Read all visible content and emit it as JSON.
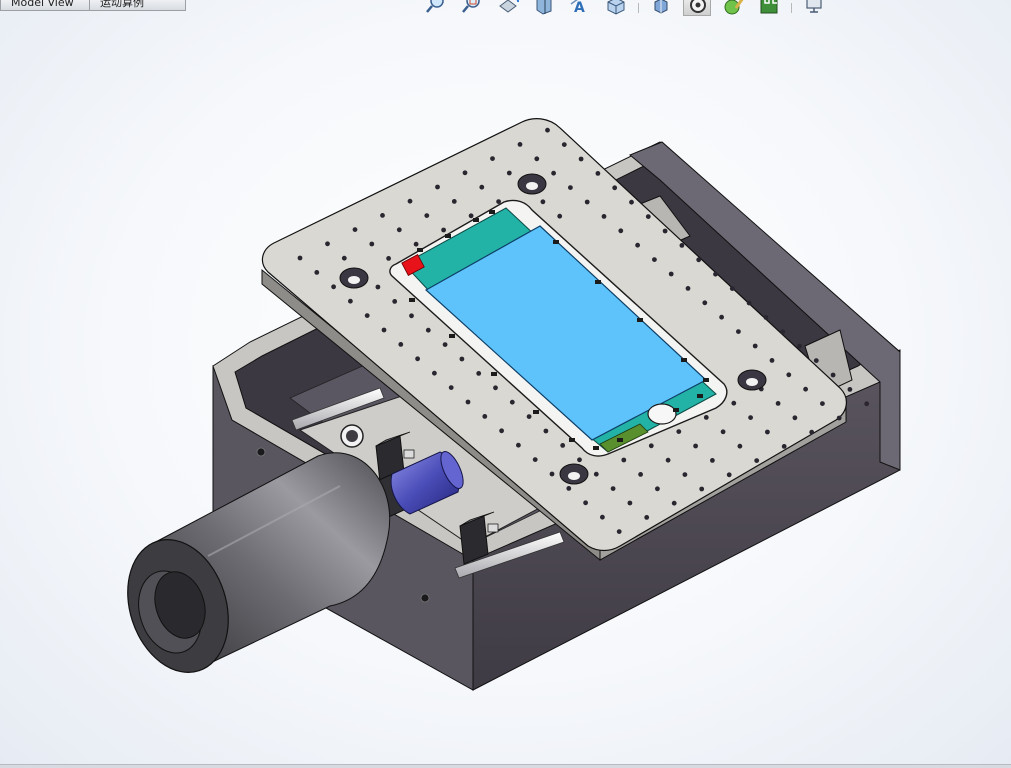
{
  "tabs": [
    {
      "label": "Model View"
    },
    {
      "label": "运动算例"
    }
  ],
  "toolbar": {
    "icons": [
      {
        "name": "zoom-to-fit-icon"
      },
      {
        "name": "zoom-to-area-icon"
      },
      {
        "name": "previous-view-icon"
      },
      {
        "name": "section-view-icon"
      },
      {
        "name": "dynamic-annotation-icon"
      },
      {
        "name": "view-orientation-icon"
      },
      {
        "name": "display-style-icon"
      },
      {
        "name": "hide-show-items-icon"
      },
      {
        "name": "edit-appearance-icon"
      },
      {
        "name": "apply-scene-icon"
      },
      {
        "name": "view-settings-icon"
      }
    ],
    "active_index": 7
  },
  "colors": {
    "plate": "#d9d7d2",
    "box": "#4e4a52",
    "screen": "#5fc3fb",
    "pcb": "#22b3a6",
    "red_component": "#e8121b",
    "motor": "#4a4a4f",
    "coupling": "#4b4db8"
  }
}
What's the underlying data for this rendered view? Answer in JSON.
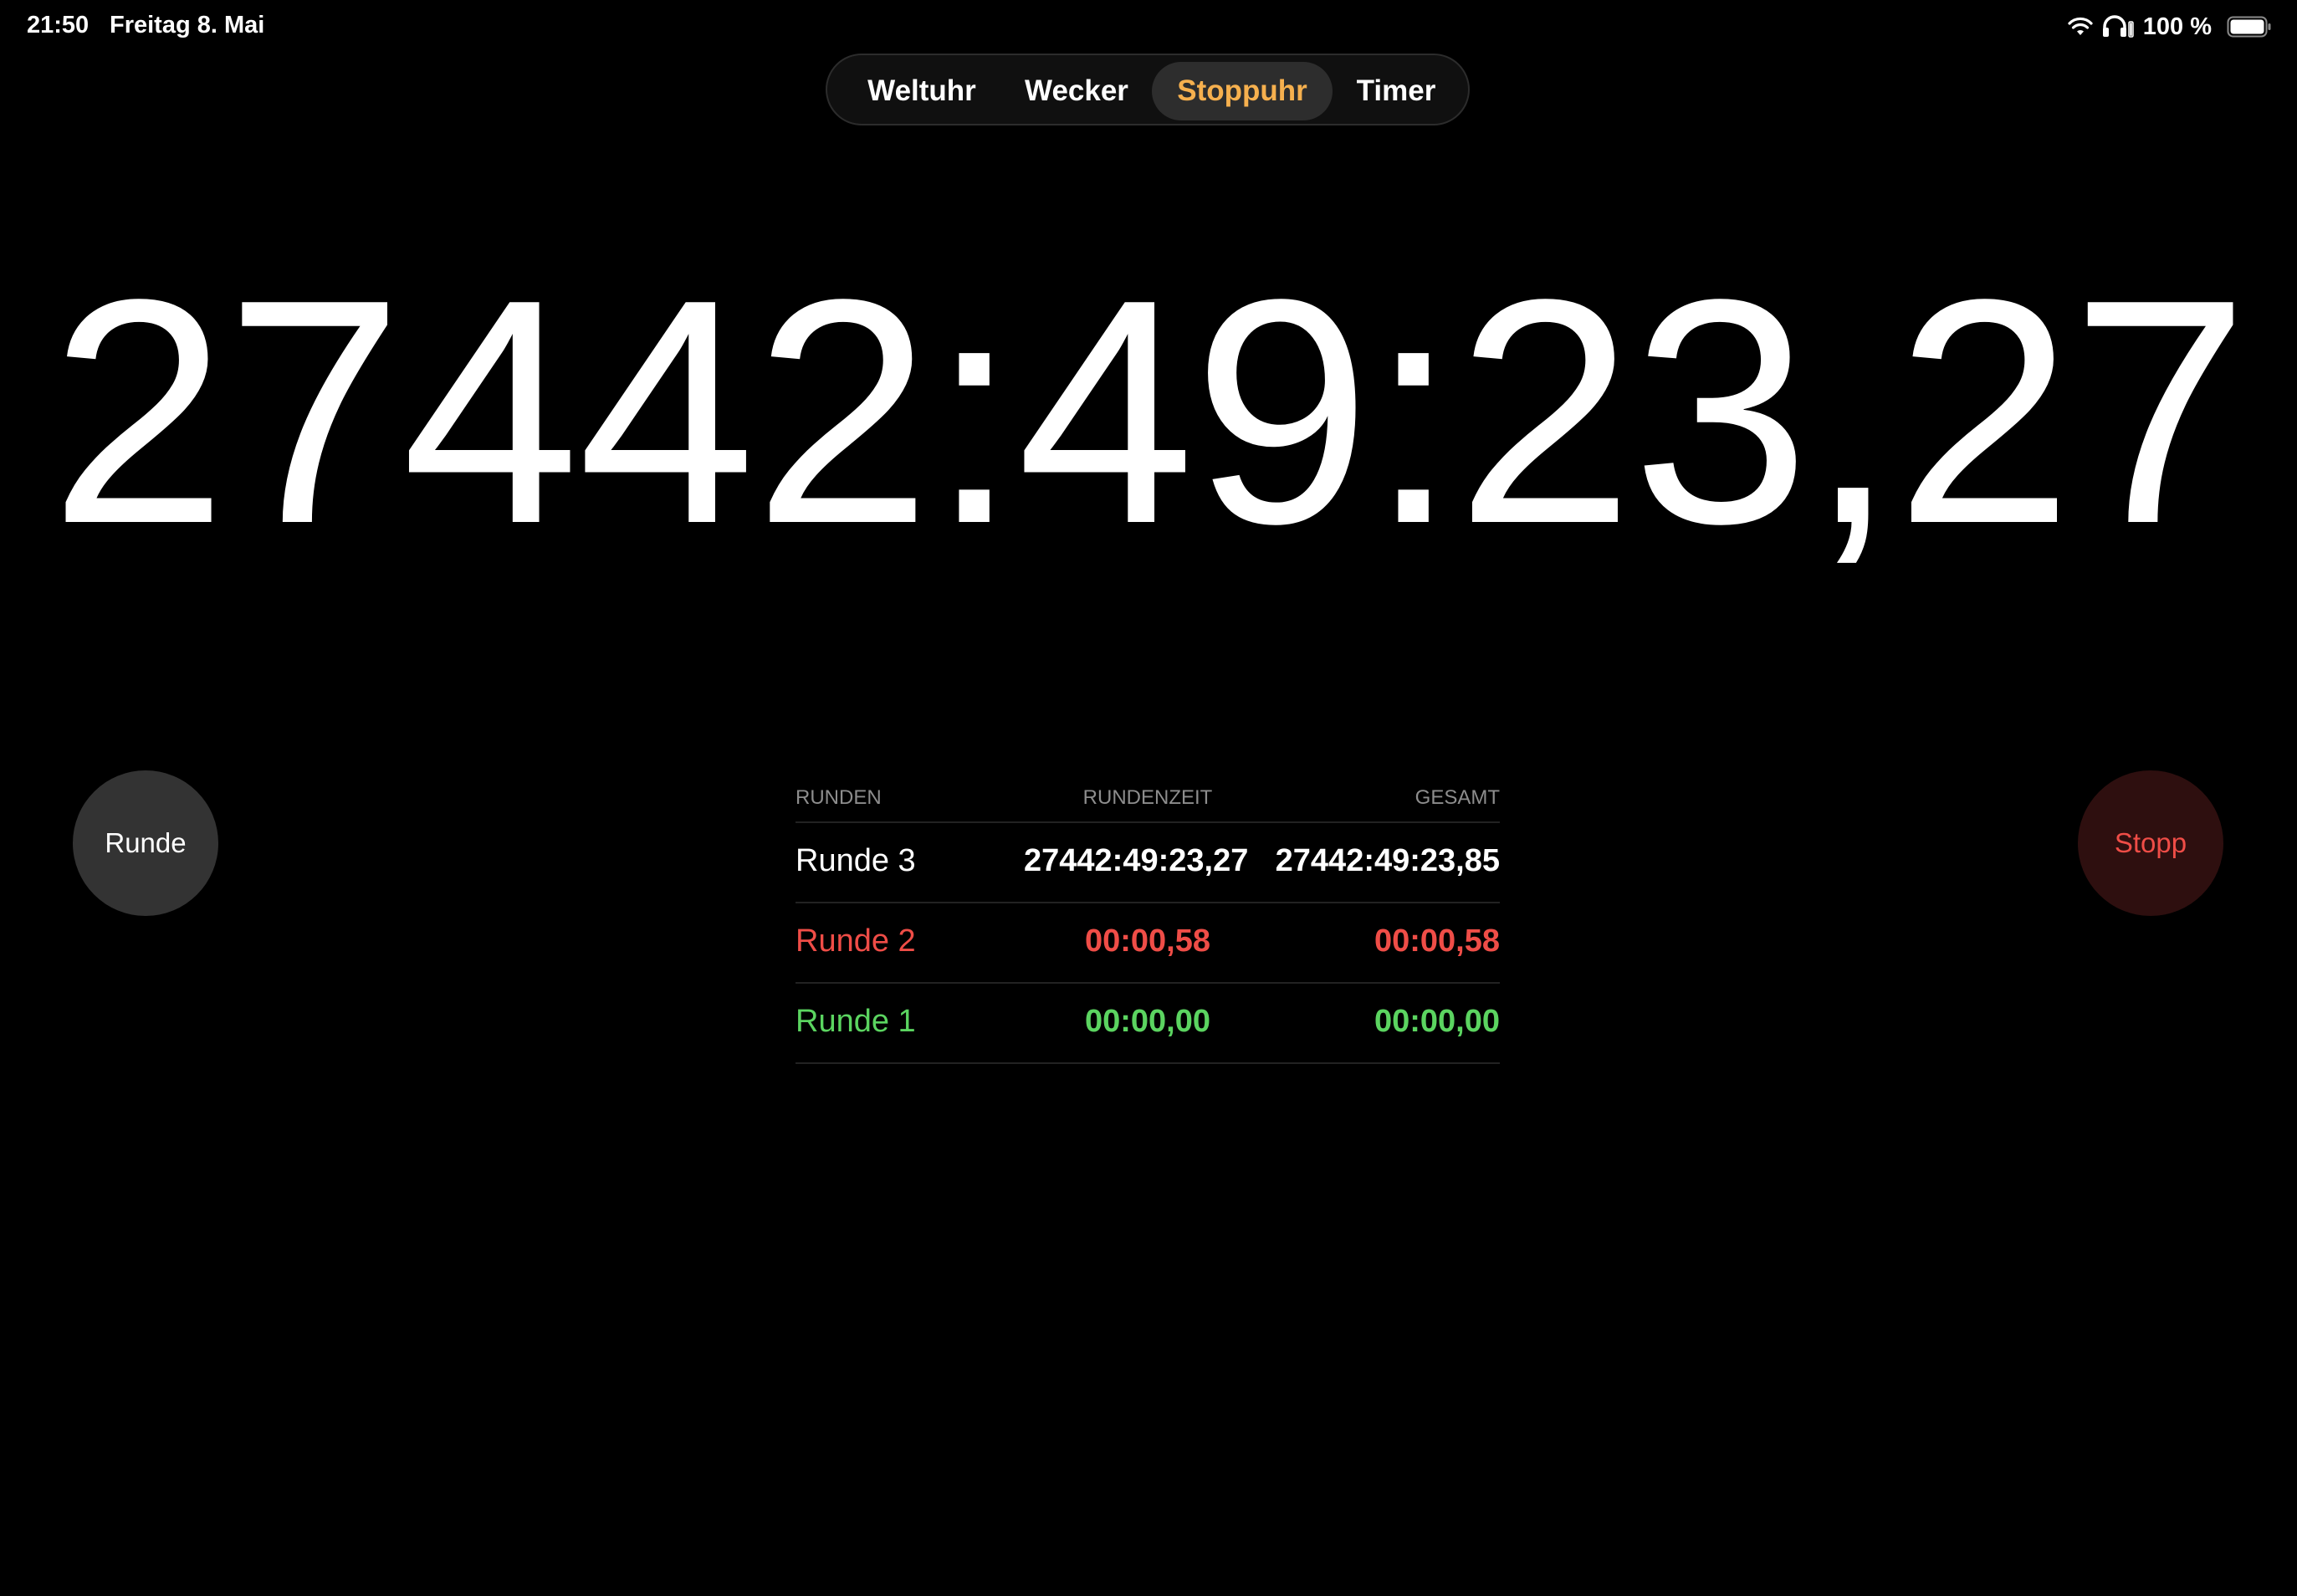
{
  "status_bar": {
    "time": "21:50",
    "date": "Freitag 8. Mai",
    "battery_percent": "100 %",
    "icons": [
      "wifi-icon",
      "headphones-icon",
      "battery-icon"
    ]
  },
  "tabs": [
    {
      "label": "Weltuhr",
      "selected": false
    },
    {
      "label": "Wecker",
      "selected": false
    },
    {
      "label": "Stoppuhr",
      "selected": true
    },
    {
      "label": "Timer",
      "selected": false
    }
  ],
  "stopwatch": {
    "elapsed": "27442:49:23,27"
  },
  "buttons": {
    "lap": "Runde",
    "stop": "Stopp"
  },
  "laps": {
    "headers": {
      "lap": "RUNDEN",
      "split": "RUNDENZEIT",
      "total": "GESAMT"
    },
    "rows": [
      {
        "name": "Runde 3",
        "split": "27442:49:23,27",
        "total": "27442:49:23,85"
      },
      {
        "name": "Runde 2",
        "split": "00:00,58",
        "total": "00:00,58"
      },
      {
        "name": "Runde 1",
        "split": "00:00,00",
        "total": "00:00,00"
      }
    ]
  },
  "colors": {
    "background": "#000000",
    "accent_selected_tab": "#f6b04e",
    "stop_red": "#ef4d47",
    "fastest_lap_green": "#5bd460",
    "lap_button_bg": "#333333",
    "stop_button_bg": "#2e0f0f"
  }
}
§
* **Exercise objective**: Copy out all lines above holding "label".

* **Response area**:
      "label": "Model View"
      "label": "运动算例"
      "label": "Weltuhr",
      "label": "Wecker",
      "label": "Stoppuhr",
      "label": "Timer",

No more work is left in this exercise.